Lee Schwartzberg, MD, FACP, chief of Division of Hematology Oncology and professor of medicine at the University of Tennessee Health Science Center, discusses side effects seen with PD-1 and PD-L1 inhibitors as well as the recent USPSTF screening recommendations for breast cancer.

Lee Schwartzberg, MD, FACP, chief of Division of Hematology Oncology and professor of medicine at the University of Tennessee Health Science Center, discusses side effects seen with PD-1 and PD-L1 inhibitors as well as the recent USPSTF screening recommendations for breast cancer.

Transcript (slightly modified)

Have the side effects of new checkpoint inhibitors in breast cancer been manageable in trials?

Yes, both in breast cancer and in other diseases the side effects are generally manageable. When they’ve been compared head-to-head in other diseases, the side effects of PD-1 and PD-L1 inhibitors are generally less in terms of major side effects compared to chemotherapy. But everyone needs to keep in mind that the toxicity profile is different for checkpoint inhibitors; they get autoimmune types of complications as opposed to hymenologic or cytotoxic complications.

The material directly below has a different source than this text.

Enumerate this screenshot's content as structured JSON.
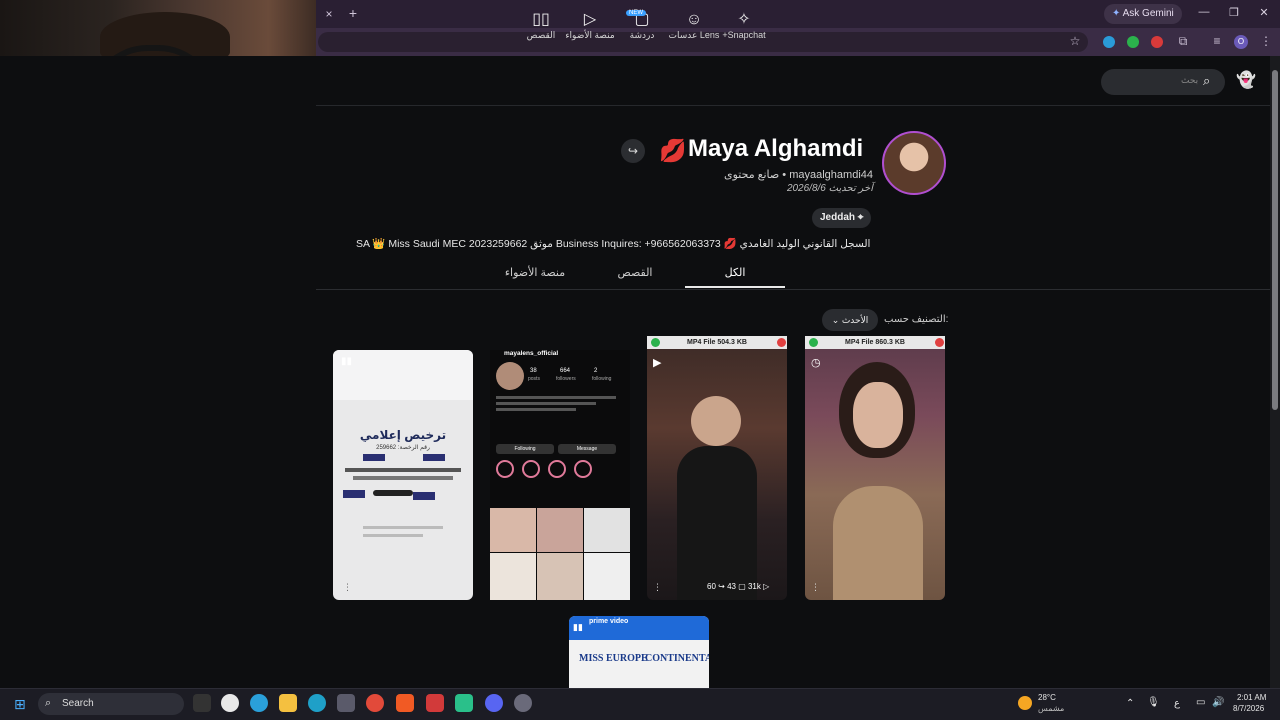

What are your thoughts on the recent USPSTF screening recommendations for breast cancer?

Well, I think the recent recommendations are quite restrictive. I think they are certainly evidence-based, but I think they don’t take into account the totality of benefit from screening. So I think that while it’s reasonable to recommend shared decision making for younger women, I think, in general, when you talk to younger women between the ages of 40 and 50, most all of them want to be screened. I’m not sure there’s a lot of benefit in having that discussion. And I think that there’s actually an absence of data in the older women so my feeling is that lack of evidence shouldn’t be interpreted as proof that it doesn’t work there. We need more information in the older women.